However, critics of the diagnostic manual say that labeling every symptom as a syndrome benefits psychiatrists and drug companies more than it does patients. Over-diagnosis is the big fear. If a patient has a problem with their mental health, and a diagnosis can be found in the DSM-5, insurers are more likely to supply coverage for any treatment needed.

At first, it might not sound so bad—what’s wrong with having a name for your mental illness and getting covered for treatment? Part of the problem is that many experts, including those at the National Institutes of Health, think that the DSM-5 will allow doctors to prescribe medication for patients experiencing normal emotional responses to tragic life events. Many mental health problems can be resolved without taking drugs, considering drugs actually do little to address the root cause of mental upsets. Grief, to follow our example, can be a healthy response to loss. It doesn’t necessarily need to be treated as an illness. It takes time for the mind to heal. Getting support for the body and spirit through a period of grieving is often all that’s needed. This can be a life-teaching journey that doesn’t need to be immediately halted with numbing drugs.

MORE: The children’s condition that affects adults too

We have to wonder why the DSM-5 is so inclined to include so many new mental illnesses. Does it have to do with the big bucks the pharmaceutical companies rake in every year?

The answer lies in some revealing statistics. Consider these numbers which recount the profits made through sales of the following antidepressants:

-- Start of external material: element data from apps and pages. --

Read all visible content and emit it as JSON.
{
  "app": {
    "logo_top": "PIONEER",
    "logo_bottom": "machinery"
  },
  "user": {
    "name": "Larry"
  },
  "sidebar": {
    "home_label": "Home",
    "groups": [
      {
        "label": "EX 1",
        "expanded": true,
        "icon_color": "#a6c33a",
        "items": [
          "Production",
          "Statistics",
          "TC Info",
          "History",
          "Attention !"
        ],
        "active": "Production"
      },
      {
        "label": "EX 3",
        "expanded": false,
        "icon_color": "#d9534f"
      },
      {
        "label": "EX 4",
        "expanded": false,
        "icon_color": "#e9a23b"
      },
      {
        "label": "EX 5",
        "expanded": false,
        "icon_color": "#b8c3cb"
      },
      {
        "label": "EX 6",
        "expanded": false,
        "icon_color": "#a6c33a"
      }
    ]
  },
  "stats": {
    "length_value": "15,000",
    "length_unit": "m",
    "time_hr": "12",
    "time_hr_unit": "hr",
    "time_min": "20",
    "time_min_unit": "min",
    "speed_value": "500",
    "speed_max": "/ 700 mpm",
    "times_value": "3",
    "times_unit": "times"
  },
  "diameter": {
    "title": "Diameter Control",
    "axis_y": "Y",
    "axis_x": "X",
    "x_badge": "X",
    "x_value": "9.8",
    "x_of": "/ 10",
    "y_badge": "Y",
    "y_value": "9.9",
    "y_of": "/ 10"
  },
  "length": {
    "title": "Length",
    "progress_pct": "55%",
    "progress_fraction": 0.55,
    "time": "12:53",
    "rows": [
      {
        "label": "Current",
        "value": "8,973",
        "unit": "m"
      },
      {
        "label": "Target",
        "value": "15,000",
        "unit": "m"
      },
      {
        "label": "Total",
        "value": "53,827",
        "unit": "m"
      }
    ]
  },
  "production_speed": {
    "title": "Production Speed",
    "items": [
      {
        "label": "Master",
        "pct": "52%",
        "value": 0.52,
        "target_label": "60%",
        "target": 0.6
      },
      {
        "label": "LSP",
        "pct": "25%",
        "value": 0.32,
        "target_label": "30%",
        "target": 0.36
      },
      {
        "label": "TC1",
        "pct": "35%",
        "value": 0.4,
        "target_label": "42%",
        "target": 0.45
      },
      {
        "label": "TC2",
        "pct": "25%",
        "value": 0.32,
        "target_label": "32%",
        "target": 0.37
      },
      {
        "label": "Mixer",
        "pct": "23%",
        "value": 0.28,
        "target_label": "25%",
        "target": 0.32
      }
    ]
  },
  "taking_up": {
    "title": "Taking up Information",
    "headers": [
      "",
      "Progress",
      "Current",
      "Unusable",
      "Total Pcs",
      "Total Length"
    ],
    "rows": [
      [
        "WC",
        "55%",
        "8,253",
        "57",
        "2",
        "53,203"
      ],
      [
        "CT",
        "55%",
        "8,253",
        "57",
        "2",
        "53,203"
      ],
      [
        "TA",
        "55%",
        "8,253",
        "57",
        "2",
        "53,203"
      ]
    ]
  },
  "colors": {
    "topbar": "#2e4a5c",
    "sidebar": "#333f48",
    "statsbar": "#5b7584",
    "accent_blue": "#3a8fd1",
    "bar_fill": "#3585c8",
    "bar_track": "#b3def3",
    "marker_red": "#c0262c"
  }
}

  • Pristiq: $555 million
  • Escitalopram oxalate: $650 million
  • Lexapro: $2,170 million
  • Cymbalta, which tops the list with a staggering $4.0 billion in revenue.

Critics also raise concerns around the diagnosis of children’s mental health problems. Childhood is particularly fraught with emotional ups and downs. Children can be vulnerable to all sorts of outside factors infringing on their emotional well-being. This can run the gamut from nutritional deficiencies to bullying and abuse and even just plain old ordinary emotional growing pains as a child figures out his or her place in the world.

There’s another catch-22 in all of this: those who need help the most may not get it. Resources will be spread across a much greater area, drawing in people who don’t really need psychiatric help, while those suffering from clinical mental disorders, on the other hand, fall through the cracks.

So what can you do? Take these illnesses with a grain of salt. Understand that sometimes, emotional hardships are normal, and will pass with time, especially if you’re going through a difficult time in your life. If you find yourself struggling for weeks and months, that’s when you know that your everyday grief or troubles might be a sign of something more, and you need to get help.

Source(s) for Today’s Article:
Krans, B., “Mental Health and the DSM-5: Is Anyone Normal Anymore?” Yahoo Health website, May 20, 2013; Mental Health and the DSM-5: Is Anyone Normal Anymore?, last accessed May 23, 2013.
“15 New Mental Illnesses in the DSM-5,” The Wall Street Journal website, May 23, 2013;, last accessed online May 23, 2013.